#### Available records
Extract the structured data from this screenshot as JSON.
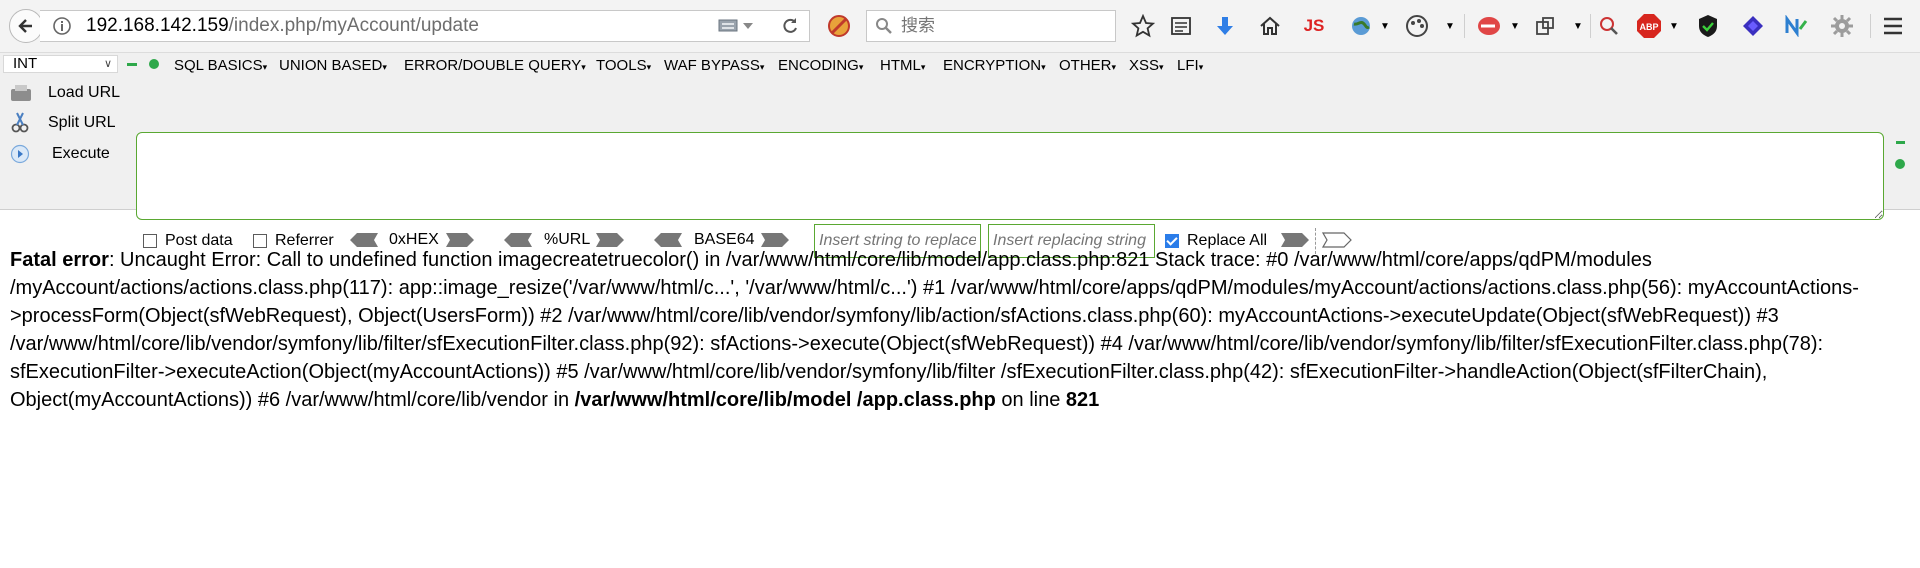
{
  "browser": {
    "url_host": "192.168.142.159",
    "url_path": "/index.php/myAccount/update",
    "search_placeholder": "搜索",
    "toolbar_icons": [
      "bookmark-star-icon",
      "reading-list-icon",
      "download-icon",
      "home-icon",
      "js-icon",
      "globe-icon",
      "theme-icon",
      "redirect-icon",
      "screenshot-icon",
      "zoom-icon",
      "adblock-icon",
      "shield-icon",
      "layers-icon",
      "n-icon",
      "gear-icon",
      "menu-icon"
    ],
    "js_label": "JS",
    "abp_label": "ABP"
  },
  "hackbar": {
    "load_type": "INT",
    "menus": [
      "SQL BASICS",
      "UNION BASED",
      "ERROR/DOUBLE QUERY",
      "TOOLS",
      "WAF BYPASS",
      "ENCODING",
      "HTML",
      "ENCRYPTION",
      "OTHER",
      "XSS",
      "LFI"
    ],
    "load_url": "Load URL",
    "split_url": "Split URL",
    "execute": "Execute",
    "post_data": "Post data",
    "referrer": "Referrer",
    "hex": "0xHEX",
    "url_enc": "%URL",
    "base64": "BASE64",
    "replace_placeholder": "Insert string to replace",
    "replacing_placeholder": "Insert replacing string",
    "replace_all": "Replace All",
    "replace_all_checked": true
  },
  "error": {
    "label": "Fatal error",
    "message": ": Uncaught Error: Call to undefined function imagecreatetruecolor() in /var/www/html/core/lib/model/app.class.php:821 Stack trace: #0 /var/www/html/core/apps/qdPM/modules /myAccount/actions/actions.class.php(117): app::image_resize('/var/www/html/c...', '/var/www/html/c...') #1 /var/www/html/core/apps/qdPM/modules/myAccount/actions/actions.class.php(56): myAccountActions->processForm(Object(sfWebRequest), Object(UsersForm)) #2 /var/www/html/core/lib/vendor/symfony/lib/action/sfActions.class.php(60): myAccountActions->executeUpdate(Object(sfWebRequest)) #3 /var/www/html/core/lib/vendor/symfony/lib/filter/sfExecutionFilter.class.php(92): sfActions->execute(Object(sfWebRequest)) #4 /var/www/html/core/lib/vendor/symfony/lib/filter/sfExecutionFilter.class.php(78): sfExecutionFilter->executeAction(Object(myAccountActions)) #5 /var/www/html/core/lib/vendor/symfony/lib/filter /sfExecutionFilter.class.php(42): sfExecutionFilter->handleAction(Object(sfFilterChain), Object(myAccountActions)) #6 /var/www/html/core/lib/vendor in ",
    "file": "/var/www/html/core/lib/model /app.class.php",
    "on_line": " on line ",
    "line": "821"
  }
}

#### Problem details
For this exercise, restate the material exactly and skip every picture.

#### Reply
Extract the structured data from this screenshot as JSON.
{
  "browser": {
    "url_host": "192.168.142.159",
    "url_path": "/index.php/myAccount/update",
    "search_placeholder": "搜索",
    "toolbar_icons": [
      "bookmark-star-icon",
      "reading-list-icon",
      "download-icon",
      "home-icon",
      "js-icon",
      "globe-icon",
      "theme-icon",
      "redirect-icon",
      "screenshot-icon",
      "zoom-icon",
      "adblock-icon",
      "shield-icon",
      "layers-icon",
      "n-icon",
      "gear-icon",
      "menu-icon"
    ],
    "js_label": "JS",
    "abp_label": "ABP"
  },
  "hackbar": {
    "load_type": "INT",
    "menus": [
      "SQL BASICS",
      "UNION BASED",
      "ERROR/DOUBLE QUERY",
      "TOOLS",
      "WAF BYPASS",
      "ENCODING",
      "HTML",
      "ENCRYPTION",
      "OTHER",
      "XSS",
      "LFI"
    ],
    "load_url": "Load URL",
    "split_url": "Split URL",
    "execute": "Execute",
    "post_data": "Post data",
    "referrer": "Referrer",
    "hex": "0xHEX",
    "url_enc": "%URL",
    "base64": "BASE64",
    "replace_placeholder": "Insert string to replace",
    "replacing_placeholder": "Insert replacing string",
    "replace_all": "Replace All",
    "replace_all_checked": true
  },
  "error": {
    "label": "Fatal error",
    "message": ": Uncaught Error: Call to undefined function imagecreatetruecolor() in /var/www/html/core/lib/model/app.class.php:821 Stack trace: #0 /var/www/html/core/apps/qdPM/modules /myAccount/actions/actions.class.php(117): app::image_resize('/var/www/html/c...', '/var/www/html/c...') #1 /var/www/html/core/apps/qdPM/modules/myAccount/actions/actions.class.php(56): myAccountActions->processForm(Object(sfWebRequest), Object(UsersForm)) #2 /var/www/html/core/lib/vendor/symfony/lib/action/sfActions.class.php(60): myAccountActions->executeUpdate(Object(sfWebRequest)) #3 /var/www/html/core/lib/vendor/symfony/lib/filter/sfExecutionFilter.class.php(92): sfActions->execute(Object(sfWebRequest)) #4 /var/www/html/core/lib/vendor/symfony/lib/filter/sfExecutionFilter.class.php(78): sfExecutionFilter->executeAction(Object(myAccountActions)) #5 /var/www/html/core/lib/vendor/symfony/lib/filter /sfExecutionFilter.class.php(42): sfExecutionFilter->handleAction(Object(sfFilterChain), Object(myAccountActions)) #6 /var/www/html/core/lib/vendor in ",
    "file": "/var/www/html/core/lib/model /app.class.php",
    "on_line": " on line ",
    "line": "821"
  }
}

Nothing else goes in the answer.